Witnesses described him as calmly shooting more than 100 rounds at his comrades, some already lying wounded on the floor.
Lieberman, the first high-ranking US lawmaker to speak out on the tragedy, said to the media Sunday night, Nov. 8: “We don’t know enough to say now, but there are very, very strong warning signs here that Dr. Hasan has become an Islamist extremist and therefore this was a terrorist act.” Indirectly criticizing official silence, the senator said that if the news reports were true, “the murder of these 13 people was… the most destructive terrorist act committed on American soil since 9/11.”
He also called on the Pentagon to conduct an independent inquiry.
Hasan’s classmates at military courses in 2007-2008 quoted the US-born major of Palestinian parents as quite openly justifying suicide bombing and telling classmates that Islamic law trumped the US Constitution. One said students had complained to their professors but no action was taken. Others reported that the Fort Hood killer had complained to at least five officers and two civilian lecturers – and written a letter to the Pentagon – saying that the American army was wrong to prevent an intellectual debate on Muslim ideology.
Witnesses of the shootings agreed that he shouted Allahu Akbar while firing.
There is also evidence that he worshipped at the same Dar al-Hijrah mosque in Great Falls, Virginia as two of the 9/11 hijackers and was an admirer of its imam Anwar al-Awlaki their mentor.
The army’s commander, Gen. George Casey, was finally obliged to say an act of terrorism could not be ruled out. But he cautioned against speculation. “We must let the investigation take its course,” he said, while expressing concern that speculation could result in a “backlash” against Muslim soldiers.
debkafile‘s Washington sources report growing impatience in the army and country over what is seen as official hedging. The “speculation” which has filled the vacuum left by the absence of official information leads inescapably to tough conclusions. An independent congressional probe may well raise hard questions about how nine years after the September 2001 atrocity, the army missed red flags and failed to apply to itself the lessons learned from fighting two wars against Islamist extremists in Afghanistan and Iraq.

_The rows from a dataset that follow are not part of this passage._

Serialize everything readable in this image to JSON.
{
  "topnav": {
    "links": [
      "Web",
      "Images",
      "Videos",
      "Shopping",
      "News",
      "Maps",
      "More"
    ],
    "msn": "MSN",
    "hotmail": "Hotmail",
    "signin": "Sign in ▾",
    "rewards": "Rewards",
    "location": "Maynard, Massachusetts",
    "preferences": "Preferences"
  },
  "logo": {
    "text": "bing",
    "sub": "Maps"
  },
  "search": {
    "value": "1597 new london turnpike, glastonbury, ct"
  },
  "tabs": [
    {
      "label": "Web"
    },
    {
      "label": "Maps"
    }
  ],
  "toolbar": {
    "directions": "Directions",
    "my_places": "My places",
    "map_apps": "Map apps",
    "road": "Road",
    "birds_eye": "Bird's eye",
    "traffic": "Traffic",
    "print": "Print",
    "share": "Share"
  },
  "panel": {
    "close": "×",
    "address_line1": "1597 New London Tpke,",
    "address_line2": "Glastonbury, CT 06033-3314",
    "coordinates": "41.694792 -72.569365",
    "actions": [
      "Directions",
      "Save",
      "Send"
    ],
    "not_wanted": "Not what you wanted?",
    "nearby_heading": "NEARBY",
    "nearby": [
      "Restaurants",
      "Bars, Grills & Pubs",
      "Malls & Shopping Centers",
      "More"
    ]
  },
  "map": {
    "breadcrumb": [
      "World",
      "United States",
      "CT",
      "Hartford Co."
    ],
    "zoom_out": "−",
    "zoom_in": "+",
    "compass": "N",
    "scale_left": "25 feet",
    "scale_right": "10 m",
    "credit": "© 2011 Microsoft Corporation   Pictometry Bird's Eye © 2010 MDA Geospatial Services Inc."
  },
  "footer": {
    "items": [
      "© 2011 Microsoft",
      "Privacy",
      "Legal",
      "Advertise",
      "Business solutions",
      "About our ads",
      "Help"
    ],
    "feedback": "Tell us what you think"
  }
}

US commander-in-chief President Barack Obama is already taking some heat for refusing to address any of these sensitive issues until the federal and military inquiries end.
The investigation is said to be held up by the alleged killer’s medical condition. Earlier reported in a coma, he was disconnected from the ventilator Sunday, which means Maj. Hasan may soon be well enough to give his own version of his deeds and stand trial.
A confession would put an end to the controversy developing in the US, as conservatives, independents and some military rank and file accuse the Obama administration and its supporters of equivocating on the Islamist factor of the Fort Hood crime in a way that could encourage radical Muslim Americans in and outside the army to emulate Maj. Hasan’s act.
In anticipation of efforts to suppress the findings of the official investigations by a news blackout or other means and conduct the trial or court martial behind closed doors, Lieberman has acted to make sure the entire episode and its ramifications see the light of day in an open congressional inquiry. Hence also his demand for an independent probe to be launched by the Department of Defense.